◆ **Information**:
*** Begin section ***

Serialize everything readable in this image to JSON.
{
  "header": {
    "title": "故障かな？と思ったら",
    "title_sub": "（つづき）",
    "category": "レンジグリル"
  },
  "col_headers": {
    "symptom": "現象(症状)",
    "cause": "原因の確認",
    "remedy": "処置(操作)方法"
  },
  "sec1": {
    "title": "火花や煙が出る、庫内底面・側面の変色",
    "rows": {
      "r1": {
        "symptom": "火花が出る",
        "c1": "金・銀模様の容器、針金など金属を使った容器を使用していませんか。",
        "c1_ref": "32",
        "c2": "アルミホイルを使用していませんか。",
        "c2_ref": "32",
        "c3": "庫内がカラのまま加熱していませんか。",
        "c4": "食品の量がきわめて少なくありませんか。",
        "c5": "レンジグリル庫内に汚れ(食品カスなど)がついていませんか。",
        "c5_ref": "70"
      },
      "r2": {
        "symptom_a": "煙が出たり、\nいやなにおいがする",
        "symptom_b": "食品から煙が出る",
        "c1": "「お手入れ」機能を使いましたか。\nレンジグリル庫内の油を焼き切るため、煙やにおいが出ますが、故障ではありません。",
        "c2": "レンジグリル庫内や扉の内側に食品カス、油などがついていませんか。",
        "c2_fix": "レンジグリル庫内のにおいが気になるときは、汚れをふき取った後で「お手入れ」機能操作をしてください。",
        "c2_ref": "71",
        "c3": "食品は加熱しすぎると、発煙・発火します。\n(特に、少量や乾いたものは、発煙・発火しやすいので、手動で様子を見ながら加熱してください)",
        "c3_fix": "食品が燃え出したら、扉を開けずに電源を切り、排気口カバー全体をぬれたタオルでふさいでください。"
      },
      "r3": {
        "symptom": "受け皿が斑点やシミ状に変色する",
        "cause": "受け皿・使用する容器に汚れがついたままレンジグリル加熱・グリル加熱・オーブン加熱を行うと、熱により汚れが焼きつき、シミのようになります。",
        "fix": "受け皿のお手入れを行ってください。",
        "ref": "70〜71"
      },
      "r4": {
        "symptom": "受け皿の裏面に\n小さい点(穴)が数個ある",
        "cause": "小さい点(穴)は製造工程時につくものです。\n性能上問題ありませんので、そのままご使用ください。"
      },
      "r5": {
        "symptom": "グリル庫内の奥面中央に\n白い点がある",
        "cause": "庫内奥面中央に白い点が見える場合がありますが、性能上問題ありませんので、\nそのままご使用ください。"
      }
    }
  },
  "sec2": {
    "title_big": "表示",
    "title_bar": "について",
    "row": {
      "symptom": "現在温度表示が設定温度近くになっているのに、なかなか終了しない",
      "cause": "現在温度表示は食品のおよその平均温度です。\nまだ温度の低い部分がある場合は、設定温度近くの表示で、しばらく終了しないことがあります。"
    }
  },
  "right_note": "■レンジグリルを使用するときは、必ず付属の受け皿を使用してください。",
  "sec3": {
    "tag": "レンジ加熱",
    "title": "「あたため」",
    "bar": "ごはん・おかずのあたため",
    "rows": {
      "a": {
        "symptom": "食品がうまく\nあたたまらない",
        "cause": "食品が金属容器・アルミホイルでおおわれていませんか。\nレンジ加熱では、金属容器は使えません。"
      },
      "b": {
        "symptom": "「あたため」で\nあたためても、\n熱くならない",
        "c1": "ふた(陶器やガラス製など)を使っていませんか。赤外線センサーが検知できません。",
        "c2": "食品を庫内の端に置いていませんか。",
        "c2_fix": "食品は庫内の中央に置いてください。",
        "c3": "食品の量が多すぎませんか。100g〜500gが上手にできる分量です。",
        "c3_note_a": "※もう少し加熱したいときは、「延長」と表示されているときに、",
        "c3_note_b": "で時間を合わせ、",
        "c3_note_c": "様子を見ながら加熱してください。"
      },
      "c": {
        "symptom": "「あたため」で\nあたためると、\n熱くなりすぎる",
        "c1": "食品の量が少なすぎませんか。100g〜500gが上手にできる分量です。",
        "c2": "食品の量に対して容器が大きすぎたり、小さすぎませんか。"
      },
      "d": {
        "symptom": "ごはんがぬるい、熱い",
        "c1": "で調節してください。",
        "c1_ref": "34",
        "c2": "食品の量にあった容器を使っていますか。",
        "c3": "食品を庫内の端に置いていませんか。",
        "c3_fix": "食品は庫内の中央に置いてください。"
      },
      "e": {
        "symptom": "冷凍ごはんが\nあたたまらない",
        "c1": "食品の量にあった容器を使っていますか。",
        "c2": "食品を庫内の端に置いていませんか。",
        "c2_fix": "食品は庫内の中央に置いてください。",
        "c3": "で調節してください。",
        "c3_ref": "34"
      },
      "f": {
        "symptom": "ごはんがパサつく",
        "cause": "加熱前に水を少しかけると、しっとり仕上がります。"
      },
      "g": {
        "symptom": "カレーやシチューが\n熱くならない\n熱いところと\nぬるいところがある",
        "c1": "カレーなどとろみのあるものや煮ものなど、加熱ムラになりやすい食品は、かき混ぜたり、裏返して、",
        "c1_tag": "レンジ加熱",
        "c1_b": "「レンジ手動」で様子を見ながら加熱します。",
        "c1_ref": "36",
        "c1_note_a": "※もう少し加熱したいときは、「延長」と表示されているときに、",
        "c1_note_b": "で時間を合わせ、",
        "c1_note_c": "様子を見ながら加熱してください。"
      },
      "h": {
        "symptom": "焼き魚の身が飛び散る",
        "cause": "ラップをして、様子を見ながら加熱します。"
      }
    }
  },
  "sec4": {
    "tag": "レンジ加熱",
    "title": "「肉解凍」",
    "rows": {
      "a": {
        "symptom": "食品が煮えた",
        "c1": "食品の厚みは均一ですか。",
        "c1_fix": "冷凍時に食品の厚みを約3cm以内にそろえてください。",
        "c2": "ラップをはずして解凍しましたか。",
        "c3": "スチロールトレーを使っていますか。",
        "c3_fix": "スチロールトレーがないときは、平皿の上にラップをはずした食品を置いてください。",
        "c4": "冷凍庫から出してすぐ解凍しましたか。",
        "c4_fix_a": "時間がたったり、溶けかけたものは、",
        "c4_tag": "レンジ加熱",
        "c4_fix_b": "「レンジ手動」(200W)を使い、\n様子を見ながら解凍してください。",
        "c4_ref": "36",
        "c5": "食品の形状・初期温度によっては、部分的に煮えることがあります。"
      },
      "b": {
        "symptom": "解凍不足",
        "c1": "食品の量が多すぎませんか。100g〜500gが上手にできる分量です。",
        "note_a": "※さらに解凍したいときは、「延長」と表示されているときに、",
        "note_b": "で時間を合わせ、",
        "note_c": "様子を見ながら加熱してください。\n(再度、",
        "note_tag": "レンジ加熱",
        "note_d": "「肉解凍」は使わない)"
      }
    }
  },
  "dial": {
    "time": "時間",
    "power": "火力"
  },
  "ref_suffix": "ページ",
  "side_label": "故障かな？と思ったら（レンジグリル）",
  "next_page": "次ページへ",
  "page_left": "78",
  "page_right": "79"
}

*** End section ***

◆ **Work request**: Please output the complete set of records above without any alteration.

◆ **Finished exercise**:
Serialize everything readable in this image to JSON.
{
  "header": {
    "title": "故障かな？と思ったら",
    "title_sub": "（つづき）",
    "category": "レンジグリル"
  },
  "col_headers": {
    "symptom": "現象(症状)",
    "cause": "原因の確認",
    "remedy": "処置(操作)方法"
  },
  "sec1": {
    "title": "火花や煙が出る、庫内底面・側面の変色",
    "rows": {
      "r1": {
        "symptom": "火花が出る",
        "c1": "金・銀模様の容器、針金など金属を使った容器を使用していませんか。",
        "c1_ref": "32",
        "c2": "アルミホイルを使用していませんか。",
        "c2_ref": "32",
        "c3": "庫内がカラのまま加熱していませんか。",
        "c4": "食品の量がきわめて少なくありませんか。",
        "c5": "レンジグリル庫内に汚れ(食品カスなど)がついていませんか。",
        "c5_ref": "70"
      },
      "r2": {
        "symptom_a": "煙が出たり、\nいやなにおいがする",
        "symptom_b": "食品から煙が出る",
        "c1": "「お手入れ」機能を使いましたか。\nレンジグリル庫内の油を焼き切るため、煙やにおいが出ますが、故障ではありません。",
        "c2": "レンジグリル庫内や扉の内側に食品カス、油などがついていませんか。",
        "c2_fix": "レンジグリル庫内のにおいが気になるときは、汚れをふき取った後で「お手入れ」機能操作をしてください。",
        "c2_ref": "71",
        "c3": "食品は加熱しすぎると、発煙・発火します。\n(特に、少量や乾いたものは、発煙・発火しやすいので、手動で様子を見ながら加熱してください)",
        "c3_fix": "食品が燃え出したら、扉を開けずに電源を切り、排気口カバー全体をぬれたタオルでふさいでください。"
      },
      "r3": {
        "symptom": "受け皿が斑点やシミ状に変色する",
        "cause": "受け皿・使用する容器に汚れがついたままレンジグリル加熱・グリル加熱・オーブン加熱を行うと、熱により汚れが焼きつき、シミのようになります。",
        "fix": "受け皿のお手入れを行ってください。",
        "ref": "70〜71"
      },
      "r4": {
        "symptom": "受け皿の裏面に\n小さい点(穴)が数個ある",
        "cause": "小さい点(穴)は製造工程時につくものです。\n性能上問題ありませんので、そのままご使用ください。"
      },
      "r5": {
        "symptom": "グリル庫内の奥面中央に\n白い点がある",
        "cause": "庫内奥面中央に白い点が見える場合がありますが、性能上問題ありませんので、\nそのままご使用ください。"
      }
    }
  },
  "sec2": {
    "title_big": "表示",
    "title_bar": "について",
    "row": {
      "symptom": "現在温度表示が設定温度近くになっているのに、なかなか終了しない",
      "cause": "現在温度表示は食品のおよその平均温度です。\nまだ温度の低い部分がある場合は、設定温度近くの表示で、しばらく終了しないことがあります。"
    }
  },
  "right_note": "■レンジグリルを使用するときは、必ず付属の受け皿を使用してください。",
  "sec3": {
    "tag": "レンジ加熱",
    "title": "「あたため」",
    "bar": "ごはん・おかずのあたため",
    "rows": {
      "a": {
        "symptom": "食品がうまく\nあたたまらない",
        "cause": "食品が金属容器・アルミホイルでおおわれていませんか。\nレンジ加熱では、金属容器は使えません。"
      },
      "b": {
        "symptom": "「あたため」で\nあたためても、\n熱くならない",
        "c1": "ふた(陶器やガラス製など)を使っていませんか。赤外線センサーが検知できません。",
        "c2": "食品を庫内の端に置いていませんか。",
        "c2_fix": "食品は庫内の中央に置いてください。",
        "c3": "食品の量が多すぎませんか。100g〜500gが上手にできる分量です。",
        "c3_note_a": "※もう少し加熱したいときは、「延長」と表示されているときに、",
        "c3_note_b": "で時間を合わせ、",
        "c3_note_c": "様子を見ながら加熱してください。"
      },
      "c": {
        "symptom": "「あたため」で\nあたためると、\n熱くなりすぎる",
        "c1": "食品の量が少なすぎませんか。100g〜500gが上手にできる分量です。",
        "c2": "食品の量に対して容器が大きすぎたり、小さすぎませんか。"
      },
      "d": {
        "symptom": "ごはんがぬるい、熱い",
        "c1": "で調節してください。",
        "c1_ref": "34",
        "c2": "食品の量にあった容器を使っていますか。",
        "c3": "食品を庫内の端に置いていませんか。",
        "c3_fix": "食品は庫内の中央に置いてください。"
      },
      "e": {
        "symptom": "冷凍ごはんが\nあたたまらない",
        "c1": "食品の量にあった容器を使っていますか。",
        "c2": "食品を庫内の端に置いていませんか。",
        "c2_fix": "食品は庫内の中央に置いてください。",
        "c3": "で調節してください。",
        "c3_ref": "34"
      },
      "f": {
        "symptom": "ごはんがパサつく",
        "cause": "加熱前に水を少しかけると、しっとり仕上がります。"
      },
      "g": {
        "symptom": "カレーやシチューが\n熱くならない\n熱いところと\nぬるいところがある",
        "c1": "カレーなどとろみのあるものや煮ものなど、加熱ムラになりやすい食品は、かき混ぜたり、裏返して、",
        "c1_tag": "レンジ加熱",
        "c1_b": "「レンジ手動」で様子を見ながら加熱します。",
        "c1_ref": "36",
        "c1_note_a": "※もう少し加熱したいときは、「延長」と表示されているときに、",
        "c1_note_b": "で時間を合わせ、",
        "c1_note_c": "様子を見ながら加熱してください。"
      },
      "h": {
        "symptom": "焼き魚の身が飛び散る",
        "cause": "ラップをして、様子を見ながら加熱します。"
      }
    }
  },
  "sec4": {
    "tag": "レンジ加熱",
    "title": "「肉解凍」",
    "rows": {
      "a": {
        "symptom": "食品が煮えた",
        "c1": "食品の厚みは均一ですか。",
        "c1_fix": "冷凍時に食品の厚みを約3cm以内にそろえてください。",
        "c2": "ラップをはずして解凍しましたか。",
        "c3": "スチロールトレーを使っていますか。",
        "c3_fix": "スチロールトレーがないときは、平皿の上にラップをはずした食品を置いてください。",
        "c4": "冷凍庫から出してすぐ解凍しましたか。",
        "c4_fix_a": "時間がたったり、溶けかけたものは、",
        "c4_tag": "レンジ加熱",
        "c4_fix_b": "「レンジ手動」(200W)を使い、\n様子を見ながら解凍してください。",
        "c4_ref": "36",
        "c5": "食品の形状・初期温度によっては、部分的に煮えることがあります。"
      },
      "b": {
        "symptom": "解凍不足",
        "c1": "食品の量が多すぎませんか。100g〜500gが上手にできる分量です。",
        "note_a": "※さらに解凍したいときは、「延長」と表示されているときに、",
        "note_b": "で時間を合わせ、",
        "note_c": "様子を見ながら加熱してください。\n(再度、",
        "note_tag": "レンジ加熱",
        "note_d": "「肉解凍」は使わない)"
      }
    }
  },
  "dial": {
    "time": "時間",
    "power": "火力"
  },
  "ref_suffix": "ページ",
  "side_label": "故障かな？と思ったら（レンジグリル）",
  "next_page": "次ページへ",
  "page_left": "78",
  "page_right": "79"
}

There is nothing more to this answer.